▶ **DATA FOR THIS TASK**:

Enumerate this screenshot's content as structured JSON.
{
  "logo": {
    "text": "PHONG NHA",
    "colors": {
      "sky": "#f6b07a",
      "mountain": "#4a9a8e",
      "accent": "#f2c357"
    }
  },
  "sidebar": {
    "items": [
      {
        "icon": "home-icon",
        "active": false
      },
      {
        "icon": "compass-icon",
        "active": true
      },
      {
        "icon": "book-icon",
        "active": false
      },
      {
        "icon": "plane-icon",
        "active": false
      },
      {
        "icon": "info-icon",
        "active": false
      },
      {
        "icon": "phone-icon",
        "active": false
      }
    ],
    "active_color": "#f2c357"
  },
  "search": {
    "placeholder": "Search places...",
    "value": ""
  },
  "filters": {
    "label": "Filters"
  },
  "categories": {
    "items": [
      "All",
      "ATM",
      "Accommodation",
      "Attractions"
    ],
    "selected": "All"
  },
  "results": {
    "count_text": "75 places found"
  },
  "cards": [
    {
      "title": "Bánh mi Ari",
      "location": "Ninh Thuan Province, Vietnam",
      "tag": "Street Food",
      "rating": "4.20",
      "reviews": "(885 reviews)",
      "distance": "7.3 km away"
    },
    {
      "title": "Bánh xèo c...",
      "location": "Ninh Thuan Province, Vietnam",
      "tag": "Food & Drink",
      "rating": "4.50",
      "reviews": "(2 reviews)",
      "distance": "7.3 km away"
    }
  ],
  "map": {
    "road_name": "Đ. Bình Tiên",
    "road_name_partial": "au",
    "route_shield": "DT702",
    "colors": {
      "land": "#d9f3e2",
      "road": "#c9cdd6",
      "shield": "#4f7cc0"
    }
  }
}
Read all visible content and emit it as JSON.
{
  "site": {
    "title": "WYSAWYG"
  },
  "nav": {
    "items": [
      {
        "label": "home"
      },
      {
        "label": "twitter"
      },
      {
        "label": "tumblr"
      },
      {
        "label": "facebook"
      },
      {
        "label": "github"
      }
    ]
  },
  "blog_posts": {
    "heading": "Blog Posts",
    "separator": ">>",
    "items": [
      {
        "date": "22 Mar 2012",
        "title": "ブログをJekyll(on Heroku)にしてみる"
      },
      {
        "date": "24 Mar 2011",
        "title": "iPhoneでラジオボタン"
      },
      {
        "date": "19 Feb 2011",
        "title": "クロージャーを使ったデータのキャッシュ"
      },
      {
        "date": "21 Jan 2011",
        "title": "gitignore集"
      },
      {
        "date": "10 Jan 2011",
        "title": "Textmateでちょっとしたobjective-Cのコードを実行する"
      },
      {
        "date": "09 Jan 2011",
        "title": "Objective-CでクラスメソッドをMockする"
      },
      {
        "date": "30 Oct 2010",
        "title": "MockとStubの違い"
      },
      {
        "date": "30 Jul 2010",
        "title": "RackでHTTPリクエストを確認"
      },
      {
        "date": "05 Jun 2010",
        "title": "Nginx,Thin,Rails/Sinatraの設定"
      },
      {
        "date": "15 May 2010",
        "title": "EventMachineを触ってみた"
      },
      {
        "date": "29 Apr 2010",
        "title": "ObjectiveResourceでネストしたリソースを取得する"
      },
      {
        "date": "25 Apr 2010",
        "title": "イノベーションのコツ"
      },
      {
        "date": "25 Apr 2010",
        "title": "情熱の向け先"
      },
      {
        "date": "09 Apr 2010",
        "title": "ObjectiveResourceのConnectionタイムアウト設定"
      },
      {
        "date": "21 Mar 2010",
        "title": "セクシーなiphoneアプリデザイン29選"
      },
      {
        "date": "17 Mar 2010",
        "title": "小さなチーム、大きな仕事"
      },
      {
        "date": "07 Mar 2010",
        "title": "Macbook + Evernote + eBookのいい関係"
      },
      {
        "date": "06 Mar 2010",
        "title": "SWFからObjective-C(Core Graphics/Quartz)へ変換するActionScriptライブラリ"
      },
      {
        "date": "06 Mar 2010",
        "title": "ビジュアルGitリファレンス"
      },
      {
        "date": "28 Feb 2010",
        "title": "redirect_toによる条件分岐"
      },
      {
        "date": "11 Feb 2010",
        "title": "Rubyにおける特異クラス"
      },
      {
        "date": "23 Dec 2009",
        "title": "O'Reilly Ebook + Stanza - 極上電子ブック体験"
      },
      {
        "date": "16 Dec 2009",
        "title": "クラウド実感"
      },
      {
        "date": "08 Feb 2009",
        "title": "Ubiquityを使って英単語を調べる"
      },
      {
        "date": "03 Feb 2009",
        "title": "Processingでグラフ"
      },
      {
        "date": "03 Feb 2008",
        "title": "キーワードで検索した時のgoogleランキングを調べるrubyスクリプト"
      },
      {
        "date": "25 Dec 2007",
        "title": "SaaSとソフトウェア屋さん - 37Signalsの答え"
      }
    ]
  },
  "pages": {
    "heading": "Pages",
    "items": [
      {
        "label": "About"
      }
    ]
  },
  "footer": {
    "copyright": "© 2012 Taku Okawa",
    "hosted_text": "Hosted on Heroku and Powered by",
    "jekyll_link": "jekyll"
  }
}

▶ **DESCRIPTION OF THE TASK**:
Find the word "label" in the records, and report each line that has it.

▶ **ANSWER TO THIS EXERCISE**:
    "label": "Filters"
        "label": "home"
        "label": "twitter"
        "label": "tumblr"
        "label": "facebook"
        "label": "github"
        "label": "About"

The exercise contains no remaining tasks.